If we slice up the system, perhaps the packages can then be exported into their own repositories. The main repository would host the build tool and serve as the integration point for all the other packages.

Once we have a good layout there, MDG can designate LTS support for different parts of the framework.


As far as immediate term support is concerned – I would classify it as breathtaking!
I posted an issue 2 days ago, and @benjamn published the fix less than 4 hours later!!


I think people need to decide how to fund all the work. Maybe MDG can’t afford to invest in meteor anymore. They’re a company. I think the community needs to do one of two things:

  1. Make it a habit to use Galaxy. So many people complain about the price, post threads about setting a $5 container up on DO-- and whatever. Then they cry about MDG not investing in Meteor enough. Galaxy is an interesting way to fund MDG’s galaxy work. Maybe MDG can earmark 10% (or whatever %) of Galaxy revenues to be used for fund Ben and another dev’s FT work on meteor? Then maybe people will see the increased price as not just a good value, but as a simple way they can help keep meteor alive.

  2. MDG (or someone else) should setup a crowdfunding account to fund as many FT devs as we can get to work on Meteor.

Otherwise, I don’t know if we can depend on people working for free (open source or at MDG).

The idea of pinning it all on marketing is tough. People in general (and devs too) buy into hype. People buy $400 sneakers even when they can get the same thing for $50. Devs are constantly chasing libraries around.

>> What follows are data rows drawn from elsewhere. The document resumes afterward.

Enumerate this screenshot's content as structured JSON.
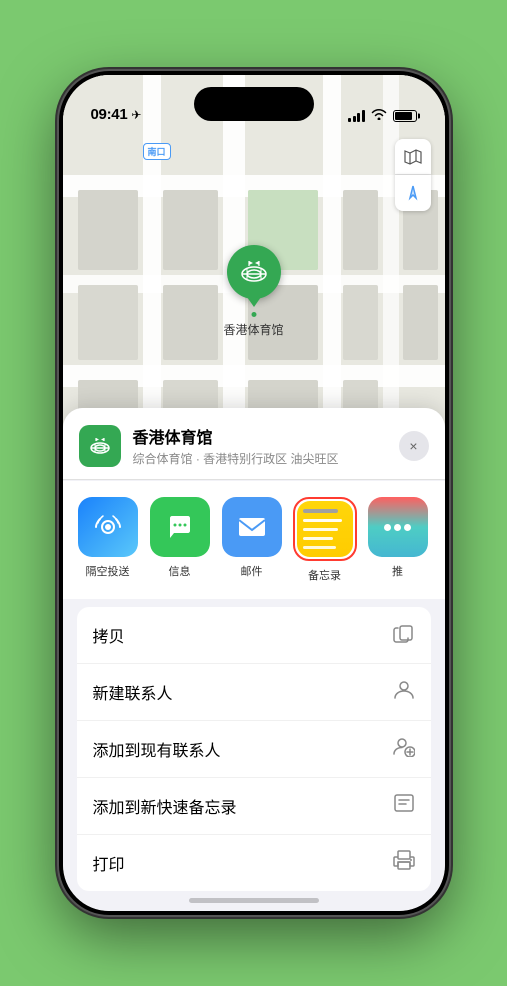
{
  "status_bar": {
    "time": "09:41",
    "location_arrow": "▶"
  },
  "map": {
    "road_label": "南口",
    "road_prefix": "南口"
  },
  "map_controls": {
    "map_type_icon": "🗺",
    "location_icon": "➤"
  },
  "pin": {
    "label": "香港体育馆"
  },
  "location_card": {
    "name": "香港体育馆",
    "subtitle": "综合体育馆 · 香港特别行政区 油尖旺区",
    "close_label": "×"
  },
  "share_items": [
    {
      "id": "airdrop",
      "label": "隔空投送",
      "type": "airdrop"
    },
    {
      "id": "messages",
      "label": "信息",
      "type": "messages"
    },
    {
      "id": "mail",
      "label": "邮件",
      "type": "mail"
    },
    {
      "id": "notes",
      "label": "备忘录",
      "type": "notes"
    },
    {
      "id": "more",
      "label": "推",
      "type": "more"
    }
  ],
  "actions": [
    {
      "id": "copy",
      "label": "拷贝",
      "icon": "copy"
    },
    {
      "id": "new-contact",
      "label": "新建联系人",
      "icon": "person"
    },
    {
      "id": "add-existing",
      "label": "添加到现有联系人",
      "icon": "person-add"
    },
    {
      "id": "add-note",
      "label": "添加到新快速备忘录",
      "icon": "note"
    },
    {
      "id": "print",
      "label": "打印",
      "icon": "printer"
    }
  ]
}
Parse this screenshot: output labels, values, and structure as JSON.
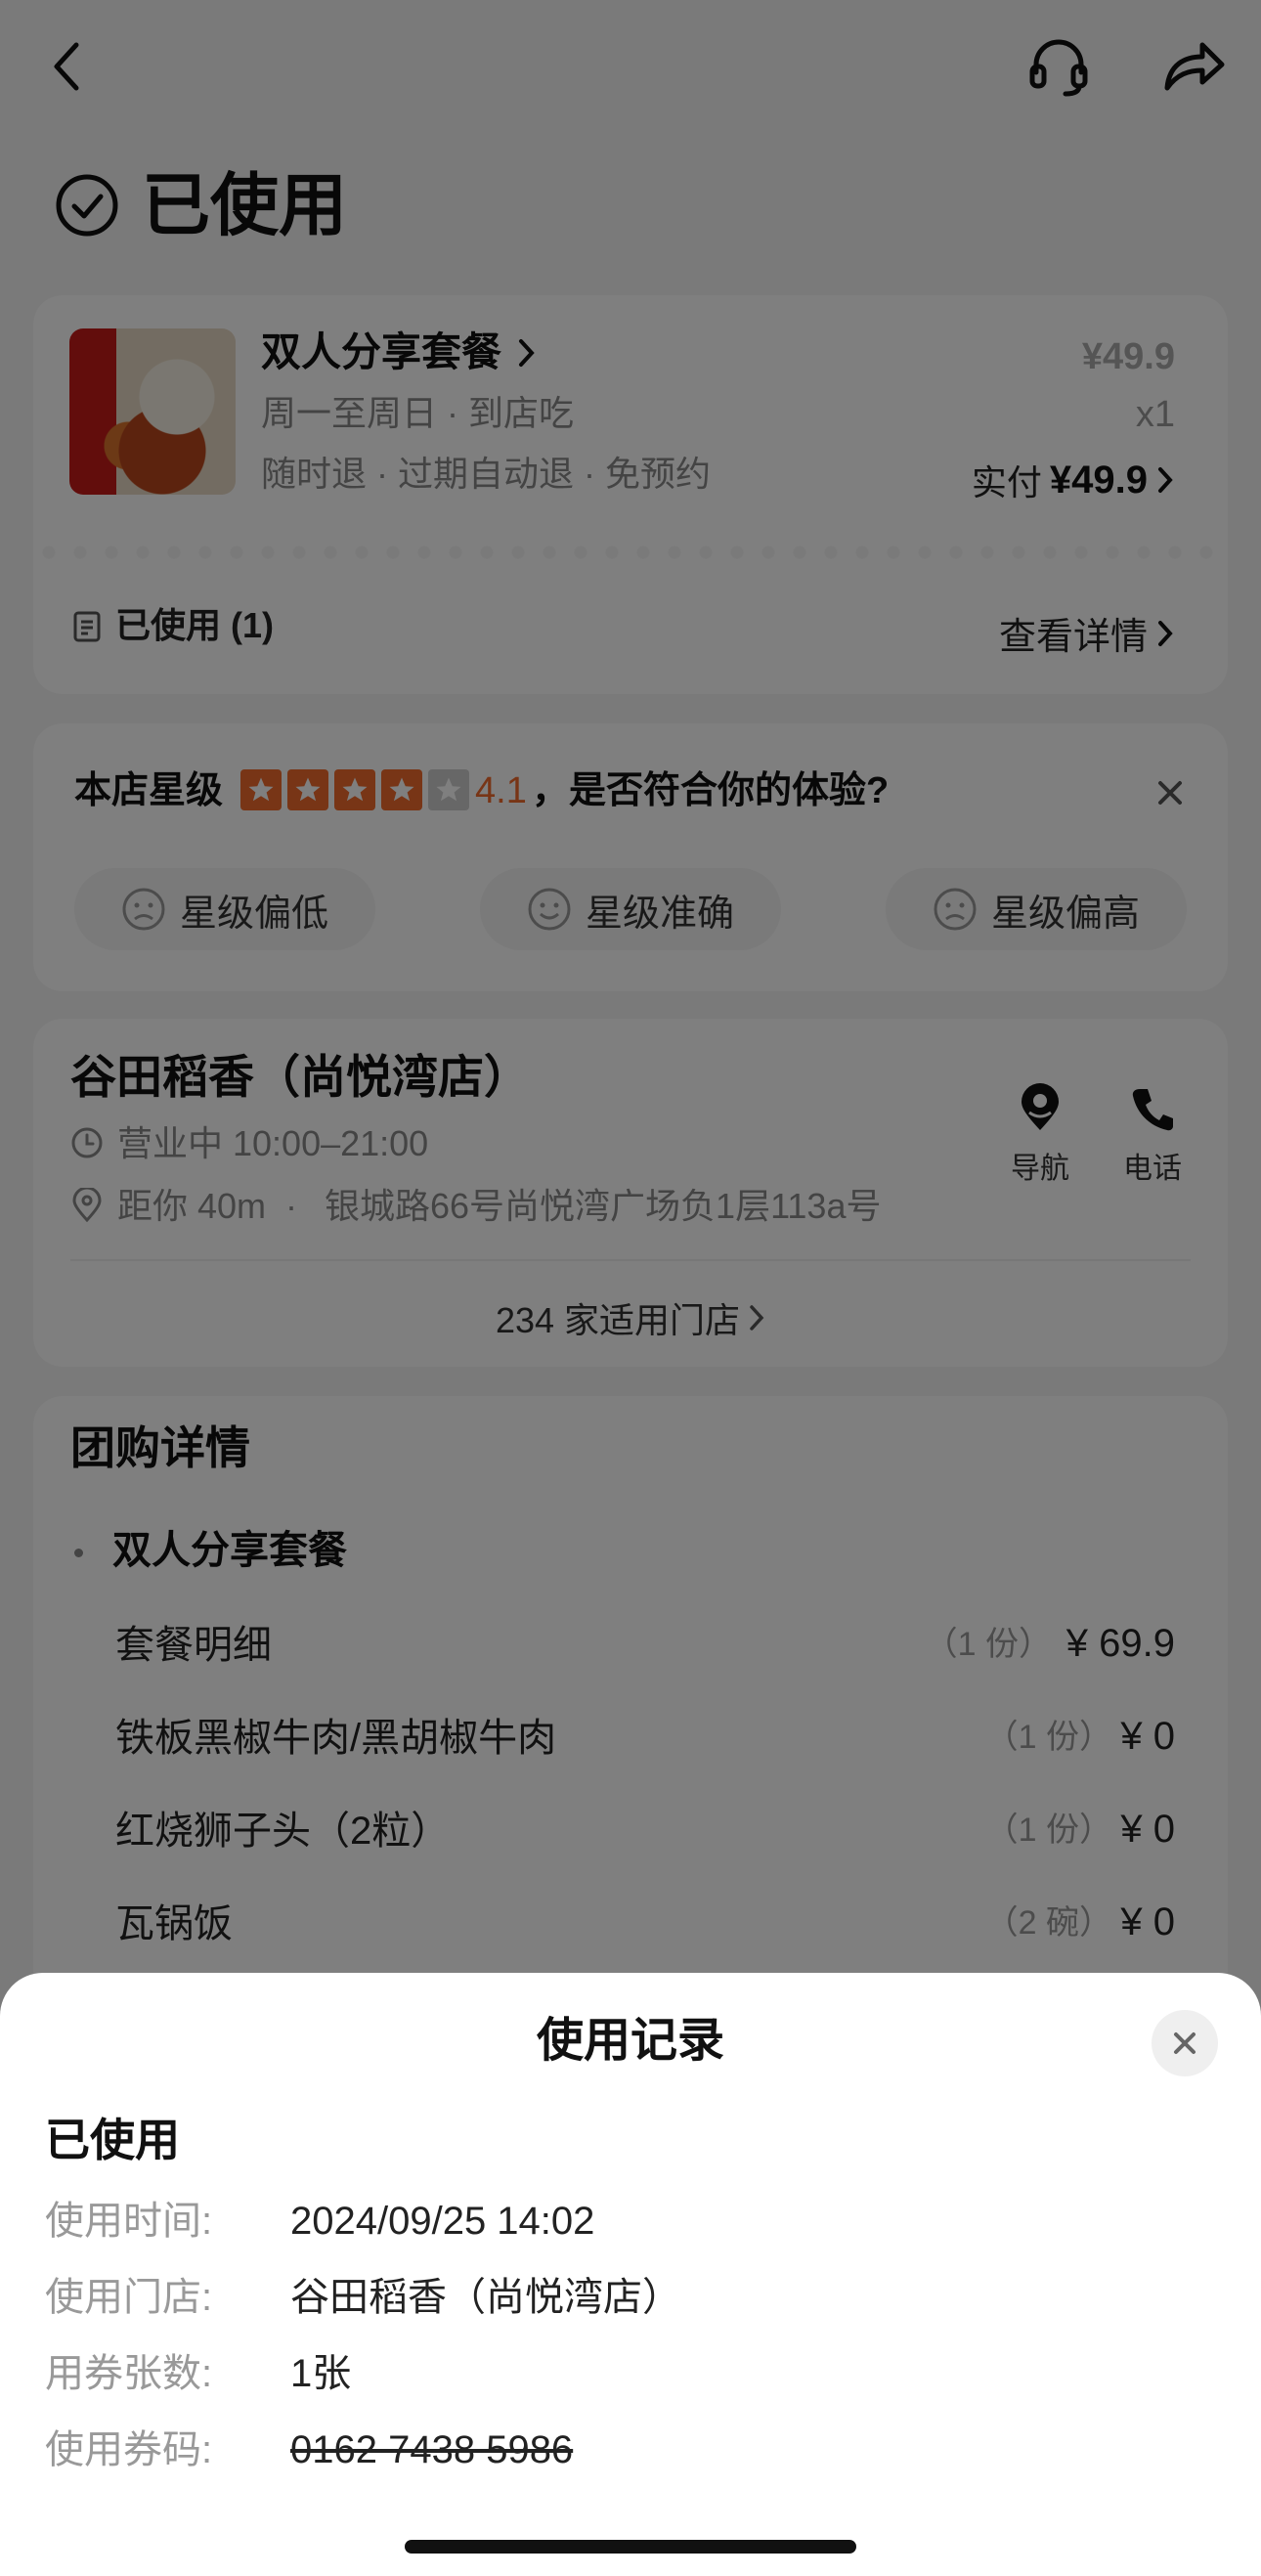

I hear you 100% - and I really do not get the people who spend hours to save the $10 premium on Galaxy.

The thing is, people who look for LTS (Long Term Support) are usually people who are looking to build real businesses. They may also be the people who wouldn’t sweat paying for the $500/mo tier for Galaxy.


I agree, promote Meteor more and get more people to buy into using Galaxy. I really believe in Meteor and what it has to offer, and would love to see it be as popular as Rails for building web applications. That said, I do think Galaxy would benefit from “hobby” accounts, basically ones that people can build proof of concept ideas on, and then encourage them to understand the value of Galaxy and, ultimately, become a paying customer.


Your suggestion to structure the ‘journey-discussion’ via slices or however this shall be named is important. Ideally, each slice with some back-up or plan B option (which could be somewhat secured on specification/interface level only, also avoiding to divert effort but structure alternative discussions a bit better and be able to have some leveraged strategy).

Anticipation remains key, not for speculation but to be able to act on time (be able to read various signs/trends); in case one ‘slice’ is under fire, lost traction or support; a replacement initiative could be timely engaged. Anticipation and flexibility: if some ‘slice-architecture’ is not established a fire or crisis in one key area may drag the whole full stack down ('ships have still compartments to lock full flooding / draining).

Also, having only Apollo as efficient hosting is a nogo for most larger companies (lock-in risks are much to high; here there must be two redunant ‘slices’ companies / services at least if this should scale up and sustain, this competition is also requied to scale-up Apollo).

FYI: This input is based on 43 years IT experience - Meteor encounter some 3 years ago during regular IT evolution/evaluation tracking (so far mainly checked performance on deep lists via JSON MongoDB imports), browsers perf. vs. Angular /React and follow re-run on new versions. Yes 1.5 seems pretty good (no regression seen yet).

Then, Meteor was/is a great full stack I recommended to check for (architecture / process - UX cycle speed) learning or to start some pilots (large company).

Consider, each slice will get under fire periodically or will encounter the better solution and needs to be replaced (reason I put my years IT exp.). On the positive flip-side the decision may come from the Meteor community to replace (for a better solution) a slide. Dependencies (License) are also becoming more and more complex, obscure to manage (e.g. React).

Congratulations to core team and contributors , Hope you will stay engaged and motivated.


Probably some typo Apollo vs Galaxy in my previous comment :wink: